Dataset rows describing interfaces
-------

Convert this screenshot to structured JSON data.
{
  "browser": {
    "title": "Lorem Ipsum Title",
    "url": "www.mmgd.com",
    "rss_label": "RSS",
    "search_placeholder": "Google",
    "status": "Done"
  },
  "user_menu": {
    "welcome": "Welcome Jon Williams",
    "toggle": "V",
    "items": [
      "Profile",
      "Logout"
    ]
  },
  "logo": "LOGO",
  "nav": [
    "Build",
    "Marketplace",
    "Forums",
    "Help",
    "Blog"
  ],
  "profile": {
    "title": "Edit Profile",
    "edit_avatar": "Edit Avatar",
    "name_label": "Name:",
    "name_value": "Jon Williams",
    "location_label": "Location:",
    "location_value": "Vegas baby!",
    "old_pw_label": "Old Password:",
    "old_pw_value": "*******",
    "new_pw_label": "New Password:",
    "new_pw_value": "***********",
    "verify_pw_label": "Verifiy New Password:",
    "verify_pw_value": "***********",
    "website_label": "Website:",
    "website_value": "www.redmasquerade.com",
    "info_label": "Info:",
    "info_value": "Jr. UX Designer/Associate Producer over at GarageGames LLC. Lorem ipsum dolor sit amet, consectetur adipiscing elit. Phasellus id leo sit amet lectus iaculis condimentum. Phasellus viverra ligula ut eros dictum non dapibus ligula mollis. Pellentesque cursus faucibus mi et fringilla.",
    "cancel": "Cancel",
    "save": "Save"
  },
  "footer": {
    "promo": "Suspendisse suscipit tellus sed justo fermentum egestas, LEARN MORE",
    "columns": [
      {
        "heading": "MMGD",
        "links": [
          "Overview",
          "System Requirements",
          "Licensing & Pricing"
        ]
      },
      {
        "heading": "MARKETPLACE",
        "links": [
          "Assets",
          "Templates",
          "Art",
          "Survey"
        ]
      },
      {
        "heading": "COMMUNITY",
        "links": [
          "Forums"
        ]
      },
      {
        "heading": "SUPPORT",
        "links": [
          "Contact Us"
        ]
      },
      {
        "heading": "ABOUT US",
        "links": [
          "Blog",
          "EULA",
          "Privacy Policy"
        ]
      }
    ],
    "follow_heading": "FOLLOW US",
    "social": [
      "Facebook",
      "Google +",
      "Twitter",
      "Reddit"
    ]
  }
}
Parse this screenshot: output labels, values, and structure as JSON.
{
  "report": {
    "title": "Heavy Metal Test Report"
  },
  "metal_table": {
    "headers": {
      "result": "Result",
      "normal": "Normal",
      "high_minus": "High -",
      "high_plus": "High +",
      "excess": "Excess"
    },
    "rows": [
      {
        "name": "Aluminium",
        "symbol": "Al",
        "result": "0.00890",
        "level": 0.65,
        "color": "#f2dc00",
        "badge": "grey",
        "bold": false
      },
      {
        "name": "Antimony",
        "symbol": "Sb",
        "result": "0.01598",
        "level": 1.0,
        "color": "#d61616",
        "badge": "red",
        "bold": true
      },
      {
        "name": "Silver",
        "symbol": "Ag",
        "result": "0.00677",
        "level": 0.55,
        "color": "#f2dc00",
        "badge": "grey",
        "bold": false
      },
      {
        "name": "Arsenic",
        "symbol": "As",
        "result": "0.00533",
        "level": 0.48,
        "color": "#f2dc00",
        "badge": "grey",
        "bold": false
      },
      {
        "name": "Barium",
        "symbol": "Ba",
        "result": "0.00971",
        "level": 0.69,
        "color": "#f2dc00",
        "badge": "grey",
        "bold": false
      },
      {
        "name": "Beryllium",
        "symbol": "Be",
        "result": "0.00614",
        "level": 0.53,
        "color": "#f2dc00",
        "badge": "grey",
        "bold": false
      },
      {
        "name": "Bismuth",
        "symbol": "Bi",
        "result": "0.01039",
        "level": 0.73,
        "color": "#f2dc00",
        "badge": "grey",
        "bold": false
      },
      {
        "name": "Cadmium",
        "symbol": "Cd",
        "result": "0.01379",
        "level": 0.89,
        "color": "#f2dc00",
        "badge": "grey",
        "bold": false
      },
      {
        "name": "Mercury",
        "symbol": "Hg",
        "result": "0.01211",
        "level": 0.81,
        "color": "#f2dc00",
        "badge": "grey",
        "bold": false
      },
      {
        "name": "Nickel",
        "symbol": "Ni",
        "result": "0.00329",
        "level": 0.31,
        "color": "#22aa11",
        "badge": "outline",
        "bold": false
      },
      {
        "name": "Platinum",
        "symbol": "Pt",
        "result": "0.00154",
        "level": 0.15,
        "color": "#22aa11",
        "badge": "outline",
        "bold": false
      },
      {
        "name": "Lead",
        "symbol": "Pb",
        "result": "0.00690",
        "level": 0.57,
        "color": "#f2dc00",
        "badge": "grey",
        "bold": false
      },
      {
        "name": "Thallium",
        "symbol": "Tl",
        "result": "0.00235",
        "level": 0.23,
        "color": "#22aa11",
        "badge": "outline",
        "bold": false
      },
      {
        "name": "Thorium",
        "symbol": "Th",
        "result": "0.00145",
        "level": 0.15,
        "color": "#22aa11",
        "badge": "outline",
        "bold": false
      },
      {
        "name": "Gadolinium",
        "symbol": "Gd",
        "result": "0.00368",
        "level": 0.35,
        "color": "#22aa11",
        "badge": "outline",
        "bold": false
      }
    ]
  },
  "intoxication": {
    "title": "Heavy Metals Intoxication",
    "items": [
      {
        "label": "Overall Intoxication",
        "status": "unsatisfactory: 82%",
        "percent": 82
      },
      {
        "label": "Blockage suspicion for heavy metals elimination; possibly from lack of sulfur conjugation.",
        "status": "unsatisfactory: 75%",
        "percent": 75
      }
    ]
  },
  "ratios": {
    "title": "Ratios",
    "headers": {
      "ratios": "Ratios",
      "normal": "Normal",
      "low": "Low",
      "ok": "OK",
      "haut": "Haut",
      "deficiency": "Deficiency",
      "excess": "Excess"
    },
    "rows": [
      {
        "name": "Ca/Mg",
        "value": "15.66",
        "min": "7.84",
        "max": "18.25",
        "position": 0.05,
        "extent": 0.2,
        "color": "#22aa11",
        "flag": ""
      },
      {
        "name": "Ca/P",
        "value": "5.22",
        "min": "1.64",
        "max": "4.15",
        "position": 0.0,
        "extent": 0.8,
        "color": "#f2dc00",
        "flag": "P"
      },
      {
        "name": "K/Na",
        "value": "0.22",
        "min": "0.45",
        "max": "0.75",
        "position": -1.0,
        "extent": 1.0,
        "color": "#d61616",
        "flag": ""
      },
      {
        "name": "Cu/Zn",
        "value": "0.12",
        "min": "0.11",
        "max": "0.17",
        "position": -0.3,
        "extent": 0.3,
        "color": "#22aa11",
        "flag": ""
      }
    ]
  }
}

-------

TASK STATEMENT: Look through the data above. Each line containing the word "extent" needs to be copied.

EXERCISE RESPONSE:
        "extent": 0.2,
        "extent": 0.8,
        "extent": 1.0,
        "extent": 0.3,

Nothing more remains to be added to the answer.